Suggest or host a “pay what you can” event in the future.

I recently read an article that recommended “pay what you can” hen parties (the UK’s version of a bachelorette party) and I’m obsessed with the concept! Emma Edwards, a finance writer and founder of the financial platform The Broke Generation, says it can be hard to determine how to divvy the costs of increasingly expensive bachelorette parties. As a solution, she advises the host to tally up the party’s estimated cost and invite people to pay a low, medium, or high price for the activities and accommodations. (For example: The “low” price might be $100, the medium price $250, and the high price $500.) To make things as anonymous as possible, the host could collect payments via Venmo and honor keeping each person’s contributions private—so no one will feel super awkward if they choose the lower price. Aside from bachelorette parties, this is also a great strategy for birthday parties, other milestone events, and, yep, friends trips.

Once everyone has contributed their portion, if there’s enough money to celebrate the bachelorette (or the birthday boy, or the best group of friends you could ask for) as planned, great! If there’s a shortfall, the host can trim an activity or two. If there’s a surplus, your group can definitely bring in that yoga instructor for a private lesson—or be treated to a round of mimosas. “Pay what you can” might not work for your upcoming trip, but it’s something to consider suggesting to your friends in the future either way. 

Offer an alternative way to bond with your friends. 

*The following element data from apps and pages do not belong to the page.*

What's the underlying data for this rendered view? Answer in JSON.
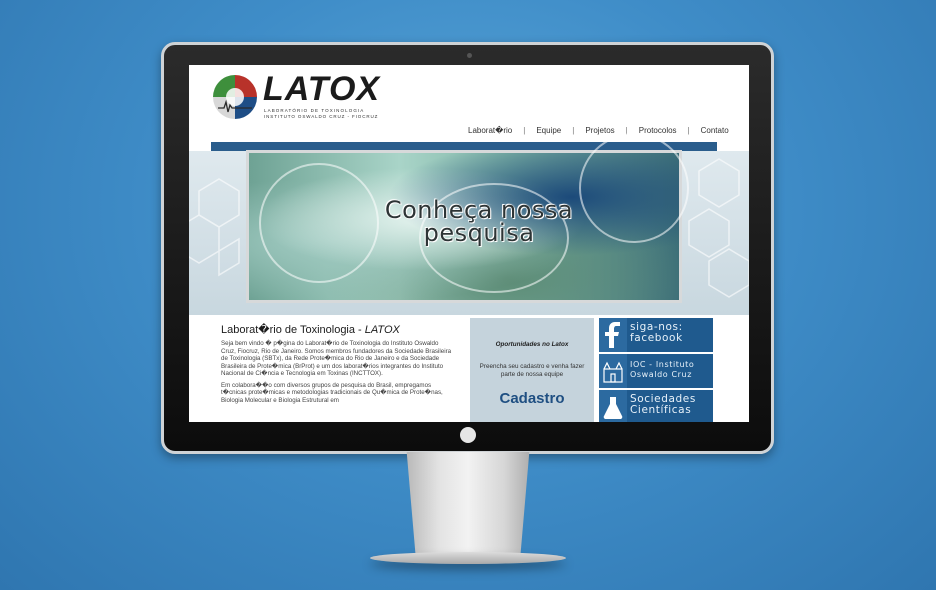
{
  "brand": {
    "name": "LATOX",
    "subtitle_line1": "LABORATÓRIO DE TOXINOLOGIA",
    "subtitle_line2": "INSTITUTO OSWALDO CRUZ - FIOCRUZ"
  },
  "nav": {
    "items": [
      "Laborat�rio",
      "Equipe",
      "Projetos",
      "Protocolos",
      "Contato"
    ],
    "separator": "|"
  },
  "banner": {
    "headline_line1": "Conheça nossa",
    "headline_line2": "pesquisa"
  },
  "intro": {
    "title": "Laborat�rio de Toxinologia - ",
    "title_brand": "LATOX",
    "paragraph1": "Seja bem vindo � p�gina do Laborat�rio de Toxinologia do Instituto Oswaldo Cruz, Fiocruz, Rio de Janeiro. Somos membros fundadores da Sociedade Brasileira de Toxinologia (SBTx), da Rede Prote�mica do Rio de Janeiro e da Sociedade Brasileira de Prote�mica (BrProt) e um dos laborat�rios integrantes do Instituto Nacional de Ci�ncia e Tecnologia em Toxinas (INCTTOX).",
    "paragraph2": "Em colabora��o com diversos grupos de pesquisa do Brasil, empregamos t�cnicas prote�micas e metodologias tradicionais de Qu�mica de Prote�nas, Biologia Molecular e Biologia Estrutural em"
  },
  "opportunities": {
    "title": "Oportunidades no Latox",
    "text": "Preencha seu cadastro e venha fazer parte de nossa equipe",
    "button": "Cadastro"
  },
  "side_links": [
    {
      "icon": "facebook-icon",
      "line1": "siga-nos:",
      "line2": "facebook"
    },
    {
      "icon": "building-icon",
      "line1": "IOC - Instituto",
      "line2": "Oswaldo Cruz"
    },
    {
      "icon": "flask-icon",
      "line1": "Sociedades",
      "line2": "Científicas"
    }
  ],
  "colors": {
    "background": "#3f8dc8",
    "nav_strip": "#2a5d8c",
    "side_panel": "#1f5a8e",
    "opp_box": "#c5d3dc",
    "cadastro": "#1f4f82"
  }
}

If the host ultimately turns down your requests to dial down the lavishness and they want everything to be high-end, you can politely say no, as planned, and text to meet up for a coffee or brunch to catch up instead. Since you asked how to say no “without sounding cheap,” I also want to offer you this reminder: A good friend will understand where you’re at and won’t pressure you into doing something that puts you in a financially precarious situation. On top of that, you already know that charging this trip to your credit card won’t feel good—not now and especially not when your bill is due. Honoring your financial reality and being honest with your friends is an act of self-care, and that’s worth celebrating too. 

Financial therapist Lindsay Bryan-Povdin, LMSW, helps people keep their money and minds in balance. Have a question for Lindsay? Fill out this form and she may give you advice in an upcoming article.